JD(S) too, in a tweet, welcoming the Speaker's decision, said, "the Speaker has sent a strong message to those who tried to uproot democracy by disqualifying legislators who fell for allurements of power and money, disregarded public mandate and violated the party whip."
The Speaker justified his pronouncing the order swiftly just a day before the session, saying he had do it in view of the assembly meeting on Monday, where the "specific agenda" was to take up the motion of confidence and pass the crucial appropriation bill.
On the move by the BJP to subject him to the no-confidence motion, the Speaker said, "Let it come. You will see how I will behave. I will be in the chair...I will discharge my duties...let's see what happens." On the disqualification issue, he said "this cannot be a drama and manipulation" and asserted that he had conducted himself in a "gentlemanly manner" in dealing with the matter.
He said he had also received a complaint against expelled BSP MLA Mahesh, who skipped the trust vote process on Tuesday, violating a directive from the party to vote for the Kumaraswamy government.
A Supreme Court bench headed by Chief Justice of India Ranjan Gogoi in its order on Wednesday last gave the Assembly Speaker the freedom to decide on the resignation of the 15 MLAs within such time-frame as considered appropriate by him.
It had also ruled that the rebel MLAs cannot be compelled to attend the assembly proceedings.
The Congress and the JD(S) had sought disqualification under the anti-defection law of the rebel lawmakers who, however, were undeterred by it and skipped the assembly proceedings during the crucial confidence vote Tuesday.
Yediyurappa, 76, was sworn in as chief minister for a fourth time on Friday in a sudden twist to the protracted high voltage political drama with a big challenge to manage numbers staring him in the face.

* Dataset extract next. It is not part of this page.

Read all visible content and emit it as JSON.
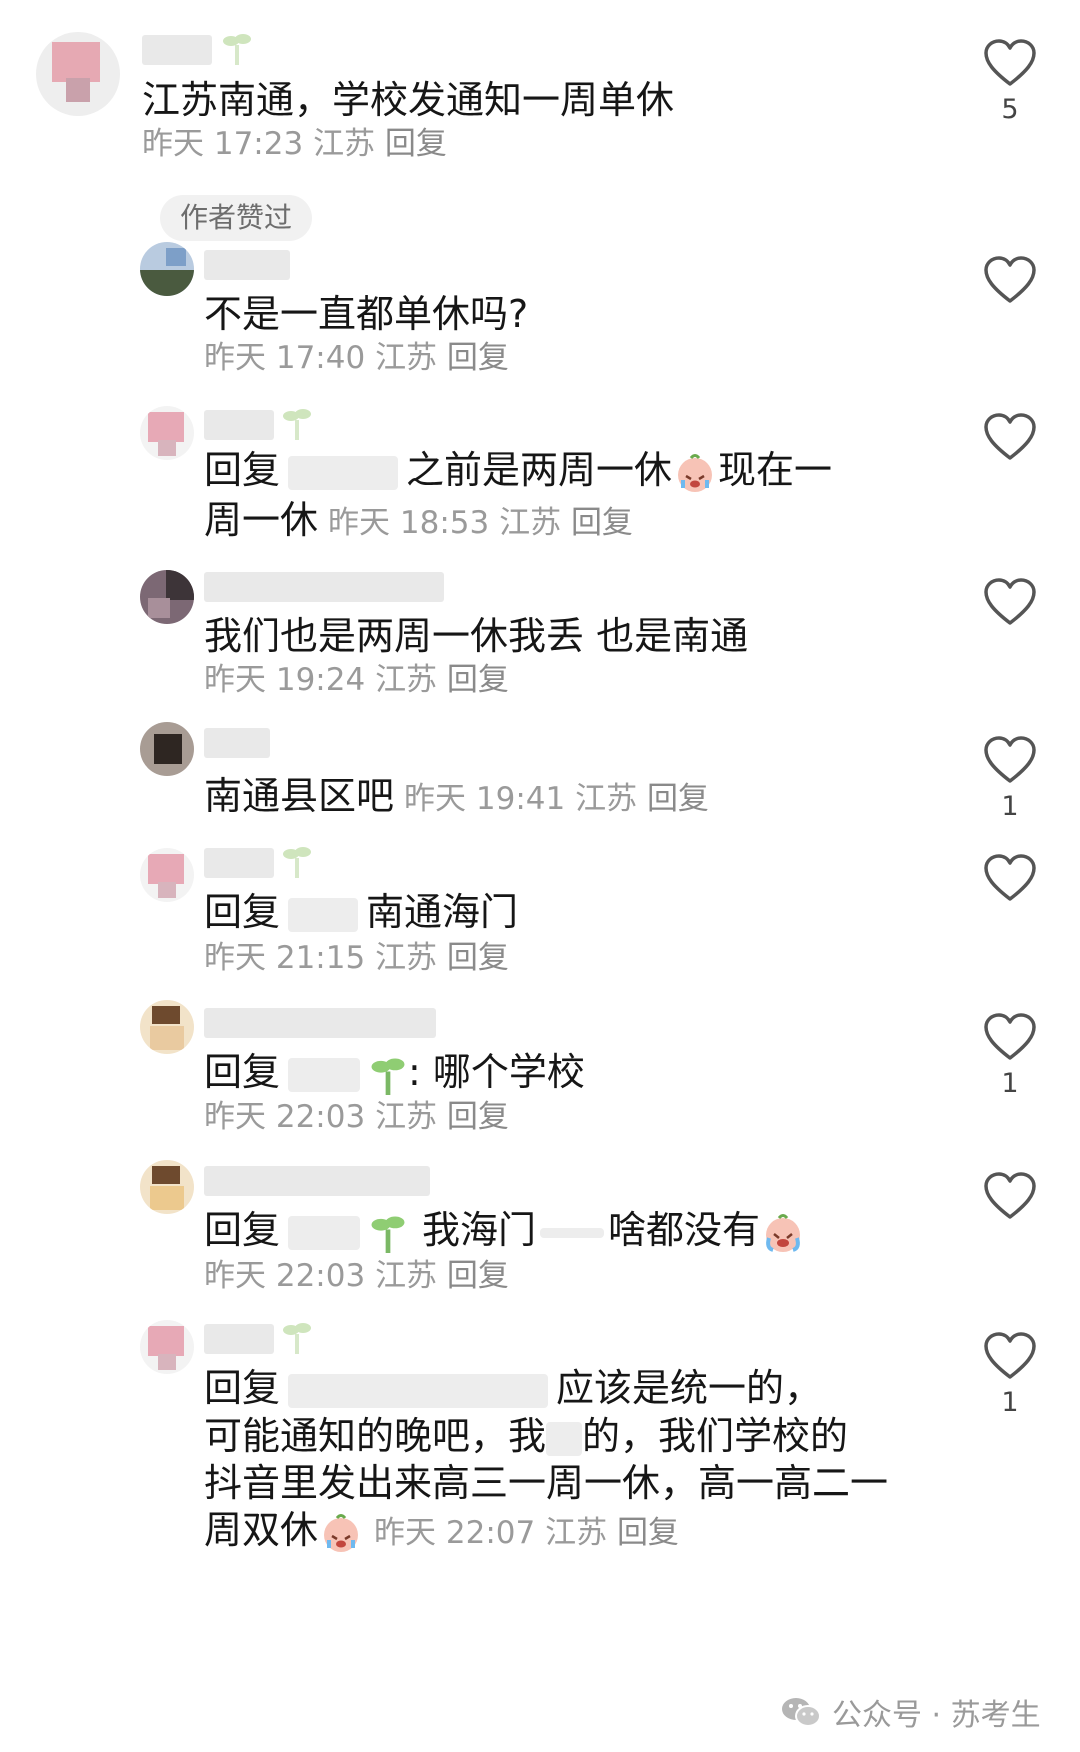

Shortly after taking the oath, Yediyurappa had said that he would move a motion of confidence in the assembly on July 29 to prove his majority, apparently confident of winning it with the expectation that 16 rebel Congress and JDS MLAs may abstain as they did on Tuesday last, giving him the edge.
He took the oath, two days after the Congress-JD(S) coalition government crumbled under the weight of a rebellion by a big chunk of its lawmakers, 20 of whom were absent for the voting that led to the defeat of its trust vote by 99-105.
With the MLAs' disqualification, Yediyurappa is expected to have a smooth sailing in the Karnataka Assembly on Monday.